A FEW weeks ago, I had to visit a a relative who was hospitalised at the Subang Jaya Medical Centre. Since I had to drive to Subang Jaya from the city, I decided to use the North Klang Valley Expressway.
That day being a Friday, I thought the NKVE would be a better choice to avoid the evening rush-hour traffic. The downpour that came an hour earlier also prompted my decision.
I reached the Jalan Duta toll plaza about 6pm and queues were already forming at all lanes, which was not surprising.
However, after the toll gate, the traffic ahead had been reduced to a crawl, made worse by the heavy vehicles that did not keep to the left lanes as they were supposed to as they climbed the slope.
When I reached the fork in the highway that led to Sungai Buloh and Petaling Jaya, I was in for more surprises.
It had started to rain and from there till the Kota Damansara exit, it was a bumper-to-bumper crawl.
Being unacquainted with the traffic situation there, I called Plusline when the vehicles were at a standstill and the operator told me that the bad crawl was precipitated by the usual after-office-hour jam at the Subang exit.
Throughout the journey from the Kota Damansara exit to the Damansara exit, queue jumpers made the slow moving traffic worse.
These impatient motorists switched lanes as and when they wanted, getting ahead when other drivers were not keeping up with the vehicles in front.
And if one motorist denied them their chance to move into their lane, they waited for another.
While the inter-lane queue jumpers wreak havoc on the main traffic stream, another group of inconsiderate drivers use the emergency lanes to swiftly get ahead of the queue.
Vehicles of all sizes formed this rogue convoy. From drivers of Kancil to express buses, 4WDs to trailers, these motorists were using the emergency lanes. These rogues got onto the adjacent lane whenever there was a gap.
One truck driver, was incensed by the driver of a Kancil that he threw an empty plastic bottle at the car when it inched into the space between the truck and an express bus ahead.
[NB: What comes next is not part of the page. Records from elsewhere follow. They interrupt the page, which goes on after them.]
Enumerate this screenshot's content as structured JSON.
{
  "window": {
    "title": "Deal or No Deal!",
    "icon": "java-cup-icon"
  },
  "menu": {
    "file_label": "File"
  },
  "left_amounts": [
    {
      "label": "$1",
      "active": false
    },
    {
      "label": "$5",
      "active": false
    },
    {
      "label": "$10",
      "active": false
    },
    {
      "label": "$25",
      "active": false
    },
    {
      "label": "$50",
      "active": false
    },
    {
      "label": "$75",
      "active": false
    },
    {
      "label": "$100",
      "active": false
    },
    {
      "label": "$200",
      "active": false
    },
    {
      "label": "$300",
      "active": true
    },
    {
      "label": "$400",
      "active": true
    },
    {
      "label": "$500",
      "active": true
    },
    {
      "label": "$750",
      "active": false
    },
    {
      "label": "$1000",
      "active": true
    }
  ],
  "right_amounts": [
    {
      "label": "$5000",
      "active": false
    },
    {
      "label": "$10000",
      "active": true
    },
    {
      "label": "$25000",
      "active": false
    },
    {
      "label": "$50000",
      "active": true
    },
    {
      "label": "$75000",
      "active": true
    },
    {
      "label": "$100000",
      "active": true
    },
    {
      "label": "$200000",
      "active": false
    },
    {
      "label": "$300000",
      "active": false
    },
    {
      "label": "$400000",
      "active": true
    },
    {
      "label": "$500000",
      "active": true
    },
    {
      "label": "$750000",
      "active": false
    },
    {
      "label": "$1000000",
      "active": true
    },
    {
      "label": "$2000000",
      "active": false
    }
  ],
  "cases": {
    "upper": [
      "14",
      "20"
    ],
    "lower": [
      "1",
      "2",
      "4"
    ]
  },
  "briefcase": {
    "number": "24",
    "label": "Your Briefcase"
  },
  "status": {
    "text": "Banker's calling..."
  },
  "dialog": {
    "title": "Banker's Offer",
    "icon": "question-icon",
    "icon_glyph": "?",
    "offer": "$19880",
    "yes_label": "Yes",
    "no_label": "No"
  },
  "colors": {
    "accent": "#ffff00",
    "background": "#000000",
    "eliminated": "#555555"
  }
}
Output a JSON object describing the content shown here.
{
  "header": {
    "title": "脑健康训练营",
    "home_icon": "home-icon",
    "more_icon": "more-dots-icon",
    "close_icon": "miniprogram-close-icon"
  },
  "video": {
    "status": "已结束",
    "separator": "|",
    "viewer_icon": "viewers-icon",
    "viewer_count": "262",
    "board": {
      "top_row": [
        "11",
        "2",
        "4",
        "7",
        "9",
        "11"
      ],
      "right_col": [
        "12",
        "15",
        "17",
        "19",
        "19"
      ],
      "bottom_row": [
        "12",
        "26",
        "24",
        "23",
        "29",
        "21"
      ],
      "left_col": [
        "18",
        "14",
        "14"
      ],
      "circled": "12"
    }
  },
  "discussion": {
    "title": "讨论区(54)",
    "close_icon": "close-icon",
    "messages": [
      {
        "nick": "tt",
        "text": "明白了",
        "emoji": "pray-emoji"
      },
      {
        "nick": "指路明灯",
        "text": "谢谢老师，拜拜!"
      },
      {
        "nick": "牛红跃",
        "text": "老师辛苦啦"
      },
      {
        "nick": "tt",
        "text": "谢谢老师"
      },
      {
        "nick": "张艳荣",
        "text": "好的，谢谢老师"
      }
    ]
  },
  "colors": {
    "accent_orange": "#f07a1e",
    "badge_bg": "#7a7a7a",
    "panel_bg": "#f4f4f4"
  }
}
Though the highway authorities can do little about the queue jumpers, it can act on those abusing the emergency lanes since the highway is monitored by closed-circuit television cameras.
Fines can even be imposed when they exit at the toll gates since their vehicles can be identified through the CCTVs.
Traffic controllers on bikes could also be dispatched to these areas to set up barricades.
Highway concessionaires have a responsibility towards their road users.
In exchange for the toll fees, road users expect to have a pleasant, safe and, often, faster journey to their destinations.
By taking steps to apprehend rogue drivers on highways, concessionaires not only generate goodwill among their paying customers but are also helping to prevent accidents.